What the exercise asks:
An unaltered copy of every line below is the expected output.

Website and app data records:
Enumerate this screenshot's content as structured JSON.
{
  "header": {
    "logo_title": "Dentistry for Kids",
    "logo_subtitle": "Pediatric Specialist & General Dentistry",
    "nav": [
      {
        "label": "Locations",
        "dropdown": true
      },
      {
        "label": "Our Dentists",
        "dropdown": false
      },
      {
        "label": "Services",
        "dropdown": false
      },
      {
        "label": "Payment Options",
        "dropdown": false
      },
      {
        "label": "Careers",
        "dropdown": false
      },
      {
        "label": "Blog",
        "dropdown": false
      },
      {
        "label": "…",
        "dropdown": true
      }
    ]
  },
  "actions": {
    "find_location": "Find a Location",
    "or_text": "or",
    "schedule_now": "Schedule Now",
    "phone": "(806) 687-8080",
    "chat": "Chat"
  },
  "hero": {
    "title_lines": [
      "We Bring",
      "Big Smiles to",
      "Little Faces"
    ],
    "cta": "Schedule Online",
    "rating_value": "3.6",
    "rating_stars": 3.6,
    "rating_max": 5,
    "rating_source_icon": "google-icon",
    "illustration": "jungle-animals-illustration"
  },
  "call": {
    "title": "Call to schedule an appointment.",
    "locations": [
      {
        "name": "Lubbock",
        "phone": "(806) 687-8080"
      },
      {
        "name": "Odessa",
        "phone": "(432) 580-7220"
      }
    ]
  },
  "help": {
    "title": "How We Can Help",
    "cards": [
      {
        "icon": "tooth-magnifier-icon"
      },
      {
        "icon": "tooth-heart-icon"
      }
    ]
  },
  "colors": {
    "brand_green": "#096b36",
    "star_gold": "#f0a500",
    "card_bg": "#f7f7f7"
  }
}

Solved problem:
Enumerate this screenshot's content as structured JSON.
{
  "header": {
    "logo_title": "Dentistry for Kids",
    "logo_subtitle": "Pediatric Specialist & General Dentistry",
    "nav": [
      {
        "label": "Locations",
        "dropdown": true
      },
      {
        "label": "Our Dentists",
        "dropdown": false
      },
      {
        "label": "Services",
        "dropdown": false
      },
      {
        "label": "Payment Options",
        "dropdown": false
      },
      {
        "label": "Careers",
        "dropdown": false
      },
      {
        "label": "Blog",
        "dropdown": false
      },
      {
        "label": "…",
        "dropdown": true
      }
    ]
  },
  "actions": {
    "find_location": "Find a Location",
    "or_text": "or",
    "schedule_now": "Schedule Now",
    "phone": "(806) 687-8080",
    "chat": "Chat"
  },
  "hero": {
    "title_lines": [
      "We Bring",
      "Big Smiles to",
      "Little Faces"
    ],
    "cta": "Schedule Online",
    "rating_value": "3.6",
    "rating_stars": 3.6,
    "rating_max": 5,
    "rating_source_icon": "google-icon",
    "illustration": "jungle-animals-illustration"
  },
  "call": {
    "title": "Call to schedule an appointment.",
    "locations": [
      {
        "name": "Lubbock",
        "phone": "(806) 687-8080"
      },
      {
        "name": "Odessa",
        "phone": "(432) 580-7220"
      }
    ]
  },
  "help": {
    "title": "How We Can Help",
    "cards": [
      {
        "icon": "tooth-magnifier-icon"
      },
      {
        "icon": "tooth-heart-icon"
      }
    ]
  },
  "colors": {
    "brand_green": "#096b36",
    "star_gold": "#f0a500",
    "card_bg": "#f7f7f7"
  }
}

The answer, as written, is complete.